━━━ Provided records ━━━
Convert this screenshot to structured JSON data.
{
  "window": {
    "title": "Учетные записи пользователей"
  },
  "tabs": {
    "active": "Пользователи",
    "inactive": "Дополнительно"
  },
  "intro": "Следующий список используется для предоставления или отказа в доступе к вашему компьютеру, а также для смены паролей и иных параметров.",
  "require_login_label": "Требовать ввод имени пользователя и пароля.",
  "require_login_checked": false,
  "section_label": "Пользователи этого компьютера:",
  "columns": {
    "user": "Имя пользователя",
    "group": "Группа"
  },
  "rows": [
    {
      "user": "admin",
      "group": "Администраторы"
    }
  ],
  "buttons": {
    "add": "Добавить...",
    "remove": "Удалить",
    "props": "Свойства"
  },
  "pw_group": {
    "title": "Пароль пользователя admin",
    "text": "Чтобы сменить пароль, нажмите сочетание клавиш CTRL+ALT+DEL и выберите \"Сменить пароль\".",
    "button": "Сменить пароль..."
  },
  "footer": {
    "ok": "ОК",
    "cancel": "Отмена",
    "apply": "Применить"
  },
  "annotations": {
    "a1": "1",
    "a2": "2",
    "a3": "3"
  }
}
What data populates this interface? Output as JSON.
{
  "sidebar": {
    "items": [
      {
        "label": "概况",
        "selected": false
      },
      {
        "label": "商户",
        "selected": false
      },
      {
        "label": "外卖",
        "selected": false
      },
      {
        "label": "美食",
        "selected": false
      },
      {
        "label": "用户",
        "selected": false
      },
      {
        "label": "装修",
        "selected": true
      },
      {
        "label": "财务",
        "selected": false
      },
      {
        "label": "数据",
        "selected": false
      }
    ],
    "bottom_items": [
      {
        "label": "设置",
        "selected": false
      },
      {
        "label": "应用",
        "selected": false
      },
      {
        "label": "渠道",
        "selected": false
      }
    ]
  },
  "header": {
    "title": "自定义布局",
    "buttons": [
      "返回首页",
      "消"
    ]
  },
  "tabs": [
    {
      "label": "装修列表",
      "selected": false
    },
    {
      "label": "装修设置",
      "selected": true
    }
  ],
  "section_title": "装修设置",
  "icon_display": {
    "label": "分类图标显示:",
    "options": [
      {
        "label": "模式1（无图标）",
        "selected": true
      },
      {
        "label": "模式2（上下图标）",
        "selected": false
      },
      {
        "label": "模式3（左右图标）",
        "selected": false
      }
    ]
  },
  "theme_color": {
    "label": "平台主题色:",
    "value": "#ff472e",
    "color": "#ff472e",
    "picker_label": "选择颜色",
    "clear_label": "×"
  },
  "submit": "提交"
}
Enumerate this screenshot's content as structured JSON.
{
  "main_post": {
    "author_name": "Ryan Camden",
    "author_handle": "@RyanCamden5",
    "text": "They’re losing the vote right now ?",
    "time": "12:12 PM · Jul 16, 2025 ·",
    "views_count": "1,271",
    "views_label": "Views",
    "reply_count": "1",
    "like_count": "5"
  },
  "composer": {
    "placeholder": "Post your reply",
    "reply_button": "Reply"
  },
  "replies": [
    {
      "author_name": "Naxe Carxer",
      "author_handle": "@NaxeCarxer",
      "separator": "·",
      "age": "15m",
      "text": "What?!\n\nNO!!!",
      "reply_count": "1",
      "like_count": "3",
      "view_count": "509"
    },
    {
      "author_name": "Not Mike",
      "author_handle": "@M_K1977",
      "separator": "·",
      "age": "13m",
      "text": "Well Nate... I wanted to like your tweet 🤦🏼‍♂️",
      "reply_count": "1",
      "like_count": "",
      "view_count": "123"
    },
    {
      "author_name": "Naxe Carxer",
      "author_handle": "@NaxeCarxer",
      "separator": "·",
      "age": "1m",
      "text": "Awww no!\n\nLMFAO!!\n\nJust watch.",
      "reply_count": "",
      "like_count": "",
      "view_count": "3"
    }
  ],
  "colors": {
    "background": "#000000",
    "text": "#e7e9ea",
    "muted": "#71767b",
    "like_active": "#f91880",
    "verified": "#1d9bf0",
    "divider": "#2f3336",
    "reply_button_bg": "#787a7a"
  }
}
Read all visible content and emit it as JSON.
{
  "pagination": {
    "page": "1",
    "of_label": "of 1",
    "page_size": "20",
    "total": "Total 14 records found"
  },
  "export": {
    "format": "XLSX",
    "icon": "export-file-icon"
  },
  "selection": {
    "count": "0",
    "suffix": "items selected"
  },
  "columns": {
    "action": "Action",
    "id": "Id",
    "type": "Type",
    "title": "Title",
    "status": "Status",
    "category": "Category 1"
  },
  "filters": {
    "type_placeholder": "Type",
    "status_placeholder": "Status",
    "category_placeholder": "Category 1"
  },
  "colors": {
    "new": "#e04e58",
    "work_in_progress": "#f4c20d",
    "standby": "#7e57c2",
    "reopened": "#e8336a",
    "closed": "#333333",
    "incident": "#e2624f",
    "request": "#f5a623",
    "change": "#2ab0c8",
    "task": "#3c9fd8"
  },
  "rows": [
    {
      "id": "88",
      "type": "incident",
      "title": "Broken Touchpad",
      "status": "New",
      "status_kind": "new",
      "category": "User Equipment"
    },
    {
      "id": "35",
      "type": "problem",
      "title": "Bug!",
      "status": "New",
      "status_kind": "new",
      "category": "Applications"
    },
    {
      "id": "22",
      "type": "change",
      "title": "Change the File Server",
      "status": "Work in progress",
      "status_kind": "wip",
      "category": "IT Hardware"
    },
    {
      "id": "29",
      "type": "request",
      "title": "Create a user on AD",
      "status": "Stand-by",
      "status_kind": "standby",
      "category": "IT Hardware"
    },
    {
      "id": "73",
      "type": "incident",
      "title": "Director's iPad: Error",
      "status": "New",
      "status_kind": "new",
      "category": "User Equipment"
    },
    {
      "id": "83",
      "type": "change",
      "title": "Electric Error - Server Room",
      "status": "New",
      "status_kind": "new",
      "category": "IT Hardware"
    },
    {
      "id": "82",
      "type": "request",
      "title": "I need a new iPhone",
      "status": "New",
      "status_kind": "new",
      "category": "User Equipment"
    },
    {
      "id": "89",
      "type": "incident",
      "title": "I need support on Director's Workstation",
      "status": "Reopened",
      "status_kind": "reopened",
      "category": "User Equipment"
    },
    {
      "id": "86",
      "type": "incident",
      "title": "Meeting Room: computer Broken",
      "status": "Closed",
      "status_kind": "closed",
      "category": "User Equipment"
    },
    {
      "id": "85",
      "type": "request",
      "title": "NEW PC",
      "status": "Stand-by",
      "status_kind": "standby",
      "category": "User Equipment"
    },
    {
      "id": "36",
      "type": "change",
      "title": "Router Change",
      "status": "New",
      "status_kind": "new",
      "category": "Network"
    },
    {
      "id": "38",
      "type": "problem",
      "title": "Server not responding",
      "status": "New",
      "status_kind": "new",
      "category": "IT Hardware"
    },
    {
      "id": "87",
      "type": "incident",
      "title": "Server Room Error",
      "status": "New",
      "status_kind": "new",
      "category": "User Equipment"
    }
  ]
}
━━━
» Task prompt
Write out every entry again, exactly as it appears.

» Task answer
Convert this screenshot to structured JSON data.
{
  "window": {
    "title": "Учетные записи пользователей"
  },
  "tabs": {
    "active": "Пользователи",
    "inactive": "Дополнительно"
  },
  "intro": "Следующий список используется для предоставления или отказа в доступе к вашему компьютеру, а также для смены паролей и иных параметров.",
  "require_login_label": "Требовать ввод имени пользователя и пароля.",
  "require_login_checked": false,
  "section_label": "Пользователи этого компьютера:",
  "columns": {
    "user": "Имя пользователя",
    "group": "Группа"
  },
  "rows": [
    {
      "user": "admin",
      "group": "Администраторы"
    }
  ],
  "buttons": {
    "add": "Добавить...",
    "remove": "Удалить",
    "props": "Свойства"
  },
  "pw_group": {
    "title": "Пароль пользователя admin",
    "text": "Чтобы сменить пароль, нажмите сочетание клавиш CTRL+ALT+DEL и выберите \"Сменить пароль\".",
    "button": "Сменить пароль..."
  },
  "footer": {
    "ok": "ОК",
    "cancel": "Отмена",
    "apply": "Применить"
  },
  "annotations": {
    "a1": "1",
    "a2": "2",
    "a3": "3"
  }
}
What data populates this interface? Output as JSON.
{
  "sidebar": {
    "items": [
      {
        "label": "概况",
        "selected": false
      },
      {
        "label": "商户",
        "selected": false
      },
      {
        "label": "外卖",
        "selected": false
      },
      {
        "label": "美食",
        "selected": false
      },
      {
        "label": "用户",
        "selected": false
      },
      {
        "label": "装修",
        "selected": true
      },
      {
        "label": "财务",
        "selected": false
      },
      {
        "label": "数据",
        "selected": false
      }
    ],
    "bottom_items": [
      {
        "label": "设置",
        "selected": false
      },
      {
        "label": "应用",
        "selected": false
      },
      {
        "label": "渠道",
        "selected": false
      }
    ]
  },
  "header": {
    "title": "自定义布局",
    "buttons": [
      "返回首页",
      "消"
    ]
  },
  "tabs": [
    {
      "label": "装修列表",
      "selected": false
    },
    {
      "label": "装修设置",
      "selected": true
    }
  ],
  "section_title": "装修设置",
  "icon_display": {
    "label": "分类图标显示:",
    "options": [
      {
        "label": "模式1（无图标）",
        "selected": true
      },
      {
        "label": "模式2（上下图标）",
        "selected": false
      },
      {
        "label": "模式3（左右图标）",
        "selected": false
      }
    ]
  },
  "theme_color": {
    "label": "平台主题色:",
    "value": "#ff472e",
    "color": "#ff472e",
    "picker_label": "选择颜色",
    "clear_label": "×"
  },
  "submit": "提交"
}
Enumerate this screenshot's content as structured JSON.
{
  "main_post": {
    "author_name": "Ryan Camden",
    "author_handle": "@RyanCamden5",
    "text": "They’re losing the vote right now ?",
    "time": "12:12 PM · Jul 16, 2025 ·",
    "views_count": "1,271",
    "views_label": "Views",
    "reply_count": "1",
    "like_count": "5"
  },
  "composer": {
    "placeholder": "Post your reply",
    "reply_button": "Reply"
  },
  "replies": [
    {
      "author_name": "Naxe Carxer",
      "author_handle": "@NaxeCarxer",
      "separator": "·",
      "age": "15m",
      "text": "What?!\n\nNO!!!",
      "reply_count": "1",
      "like_count": "3",
      "view_count": "509"
    },
    {
      "author_name": "Not Mike",
      "author_handle": "@M_K1977",
      "separator": "·",
      "age": "13m",
      "text": "Well Nate... I wanted to like your tweet 🤦🏼‍♂️",
      "reply_count": "1",
      "like_count": "",
      "view_count": "123"
    },
    {
      "author_name": "Naxe Carxer",
      "author_handle": "@NaxeCarxer",
      "separator": "·",
      "age": "1m",
      "text": "Awww no!\n\nLMFAO!!\n\nJust watch.",
      "reply_count": "",
      "like_count": "",
      "view_count": "3"
    }
  ],
  "colors": {
    "background": "#000000",
    "text": "#e7e9ea",
    "muted": "#71767b",
    "like_active": "#f91880",
    "verified": "#1d9bf0",
    "divider": "#2f3336",
    "reply_button_bg": "#787a7a"
  }
}
Read all visible content and emit it as JSON.
{
  "pagination": {
    "page": "1",
    "of_label": "of 1",
    "page_size": "20",
    "total": "Total 14 records found"
  },
  "export": {
    "format": "XLSX",
    "icon": "export-file-icon"
  },
  "selection": {
    "count": "0",
    "suffix": "items selected"
  },
  "columns": {
    "action": "Action",
    "id": "Id",
    "type": "Type",
    "title": "Title",
    "status": "Status",
    "category": "Category 1"
  },
  "filters": {
    "type_placeholder": "Type",
    "status_placeholder": "Status",
    "category_placeholder": "Category 1"
  },
  "colors": {
    "new": "#e04e58",
    "work_in_progress": "#f4c20d",
    "standby": "#7e57c2",
    "reopened": "#e8336a",
    "closed": "#333333",
    "incident": "#e2624f",
    "request": "#f5a623",
    "change": "#2ab0c8",
    "task": "#3c9fd8"
  },
  "rows": [
    {
      "id": "88",
      "type": "incident",
      "title": "Broken Touchpad",
      "status": "New",
      "status_kind": "new",
      "category": "User Equipment"
    },
    {
      "id": "35",
      "type": "problem",
      "title": "Bug!",
      "status": "New",
      "status_kind": "new",
      "category": "Applications"
    },
    {
      "id": "22",
      "type": "change",
      "title": "Change the File Server",
      "status": "Work in progress",
      "status_kind": "wip",
      "category": "IT Hardware"
    },
    {
      "id": "29",
      "type": "request",
      "title": "Create a user on AD",
      "status": "Stand-by",
      "status_kind": "standby",
      "category": "IT Hardware"
    },
    {
      "id": "73",
      "type": "incident",
      "title": "Director's iPad: Error",
      "status": "New",
      "status_kind": "new",
      "category": "User Equipment"
    },
    {
      "id": "83",
      "type": "change",
      "title": "Electric Error - Server Room",
      "status": "New",
      "status_kind": "new",
      "category": "IT Hardware"
    },
    {
      "id": "82",
      "type": "request",
      "title": "I need a new iPhone",
      "status": "New",
      "status_kind": "new",
      "category": "User Equipment"
    },
    {
      "id": "89",
      "type": "incident",
      "title": "I need support on Director's Workstation",
      "status": "Reopened",
      "status_kind": "reopened",
      "category": "User Equipment"
    },
    {
      "id": "86",
      "type": "incident",
      "title": "Meeting Room: computer Broken",
      "status": "Closed",
      "status_kind": "closed",
      "category": "User Equipment"
    },
    {
      "id": "85",
      "type": "request",
      "title": "NEW PC",
      "status": "Stand-by",
      "status_kind": "standby",
      "category": "User Equipment"
    },
    {
      "id": "36",
      "type": "change",
      "title": "Router Change",
      "status": "New",
      "status_kind": "new",
      "category": "Network"
    },
    {
      "id": "38",
      "type": "problem",
      "title": "Server not responding",
      "status": "New",
      "status_kind": "new",
      "category": "IT Hardware"
    },
    {
      "id": "87",
      "type": "incident",
      "title": "Server Room Error",
      "status": "New",
      "status_kind": "new",
      "category": "User Equipment"
    }
  ]
}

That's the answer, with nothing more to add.